So  imagine I did. After a brief tutorial of the controls, I plotted a course for a nearby nebula. Once within it, I switched off my IFF. Between that and the interference from the gas clouds, I was effectively hidden from enemy sensors. There I waited for a short time before I picked up a contact on my radar that I was assured was a pirate. I clicked on it, expecting to simply press another button to fire. Instead, I had to prime the missile tube and spin up the missiles I meant to fire. This took time, and every second of it was soaked with tension. I stared back and forth at the screen and the indicator lights. When they finally showed ready to fire, I hit the button and launched two torpedoes at the distant ship.

I watched the little icons move slowly towards the target. The trajectory of my missiles took them through the nebula a ways and squarely into the pirate's blind spot, a bit of luck I wish I could claim as intentional. My missiles hit, but didn't knock out the ship. All of a sudden, a flashing red light came on, accompanied by a buzzer. I was informed that this was the master alarm letting me know that it had detected something on a collision course for me. He added, "it's probably a missile." I panicked and plotted a course as far away and as fast as I could get from the spot I was.

Another contact pinged on my radar. A second pirate had sneaked up behind me while I had been plotting the demise of the first and had evidently gotten a shot off. I spun the ship round to see how close the warhead was only to find it scarce seconds from impact. My ship shuddered as it hit. My navigation screen buzzed static and blinked off. I was blind.

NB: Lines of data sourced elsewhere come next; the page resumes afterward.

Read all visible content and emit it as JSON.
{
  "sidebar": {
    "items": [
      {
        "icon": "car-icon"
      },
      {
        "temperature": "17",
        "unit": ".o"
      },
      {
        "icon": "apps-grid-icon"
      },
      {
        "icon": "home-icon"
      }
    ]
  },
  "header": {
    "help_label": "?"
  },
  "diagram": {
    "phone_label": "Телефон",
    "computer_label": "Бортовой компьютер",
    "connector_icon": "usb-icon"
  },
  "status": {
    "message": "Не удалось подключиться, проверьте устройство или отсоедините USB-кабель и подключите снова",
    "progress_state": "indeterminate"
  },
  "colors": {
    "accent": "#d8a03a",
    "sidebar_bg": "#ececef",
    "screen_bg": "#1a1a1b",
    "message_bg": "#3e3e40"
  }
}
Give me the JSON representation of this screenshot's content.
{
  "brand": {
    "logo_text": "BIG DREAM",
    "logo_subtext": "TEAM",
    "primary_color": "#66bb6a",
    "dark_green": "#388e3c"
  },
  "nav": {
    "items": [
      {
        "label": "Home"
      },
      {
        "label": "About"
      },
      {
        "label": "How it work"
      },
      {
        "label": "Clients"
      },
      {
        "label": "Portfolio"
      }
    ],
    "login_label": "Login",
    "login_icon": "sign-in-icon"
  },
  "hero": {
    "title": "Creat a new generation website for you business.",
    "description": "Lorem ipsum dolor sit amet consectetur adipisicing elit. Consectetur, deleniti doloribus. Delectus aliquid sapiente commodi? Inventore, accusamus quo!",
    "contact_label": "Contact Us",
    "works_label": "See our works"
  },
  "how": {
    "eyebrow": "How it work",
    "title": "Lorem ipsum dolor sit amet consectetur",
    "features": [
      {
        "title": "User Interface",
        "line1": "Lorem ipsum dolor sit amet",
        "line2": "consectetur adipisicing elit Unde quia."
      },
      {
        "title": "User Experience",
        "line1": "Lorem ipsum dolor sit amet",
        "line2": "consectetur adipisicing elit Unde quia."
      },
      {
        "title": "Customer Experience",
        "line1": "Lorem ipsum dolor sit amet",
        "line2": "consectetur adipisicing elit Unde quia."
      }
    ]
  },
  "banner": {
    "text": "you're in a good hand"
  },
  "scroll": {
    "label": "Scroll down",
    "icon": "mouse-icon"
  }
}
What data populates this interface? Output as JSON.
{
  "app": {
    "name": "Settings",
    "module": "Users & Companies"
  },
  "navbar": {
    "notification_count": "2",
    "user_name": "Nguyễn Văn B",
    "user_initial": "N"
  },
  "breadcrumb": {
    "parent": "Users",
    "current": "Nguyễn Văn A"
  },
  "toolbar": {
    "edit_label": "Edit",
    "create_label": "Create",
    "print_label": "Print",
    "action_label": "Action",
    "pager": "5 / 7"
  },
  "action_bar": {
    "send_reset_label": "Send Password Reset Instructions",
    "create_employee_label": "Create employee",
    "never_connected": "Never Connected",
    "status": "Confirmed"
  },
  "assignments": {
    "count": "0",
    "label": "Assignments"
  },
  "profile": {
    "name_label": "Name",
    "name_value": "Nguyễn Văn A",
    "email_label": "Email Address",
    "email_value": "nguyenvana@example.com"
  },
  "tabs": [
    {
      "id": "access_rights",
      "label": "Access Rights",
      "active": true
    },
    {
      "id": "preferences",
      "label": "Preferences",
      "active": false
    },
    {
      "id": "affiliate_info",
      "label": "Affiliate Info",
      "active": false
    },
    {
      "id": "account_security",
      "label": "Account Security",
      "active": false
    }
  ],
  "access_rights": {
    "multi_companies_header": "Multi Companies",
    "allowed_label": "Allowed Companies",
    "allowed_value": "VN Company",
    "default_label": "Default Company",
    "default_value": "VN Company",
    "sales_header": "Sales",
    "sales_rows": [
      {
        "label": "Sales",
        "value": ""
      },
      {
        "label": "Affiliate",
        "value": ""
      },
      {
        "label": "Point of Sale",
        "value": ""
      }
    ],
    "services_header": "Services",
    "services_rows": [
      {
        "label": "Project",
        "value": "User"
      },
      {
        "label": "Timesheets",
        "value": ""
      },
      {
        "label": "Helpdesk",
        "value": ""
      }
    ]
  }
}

I was guided to the engineering section of my ship and instructed to look at one of the panels. I unscrewed it from the structure and surveyed the damaged panel beneath it. Several components were damaged or destroyed and I set about replacing what I could to get some functionality back. What I managed to get was unstable, but functional enough to get me to safety if I only had enough battery power to get things started.

That's about where my demo ended. In the full game, players will be able to pilot different ships, modify them for various different roles and make their way in the galaxy doing whatever they feel works best for them; be it as a trader, soldier, mercenary or something in between. When I asked Leigh whether he and the team considered Objects in Space to be a survival game or a sandbox, he quickly assured me that it was a sandbox. He went on to explain that "you have to work hard to actually get your ship destroyed in the game." He went on to say that the pirates in the game are more interested in your cargo, and they won't risk destroying a potential haul. Instead, they will disable the ship (as they did to mine) and pluck the cargo off of it as the player is working to repair the downed systems. "If you end up destroyed by another ship, you've probably done something to deserve that," Leigh said with a grin.

Objects in Space was an incredibly enthralling experience. The team at Flat Earth Games has created a world that is simultaneously small and vast, but rich throughout with a tense and exciting atmosphere. When I was finding firing solutions and shutting down transmitters I felt more like I was on a submarine than on a spaceship. It's a very compelling experience, and bot one that is easy to describe. I'm sure I haven't done it justice. If there is one takeaway from this article, it is that you should be following the development of Objects in Space closely. I know I am.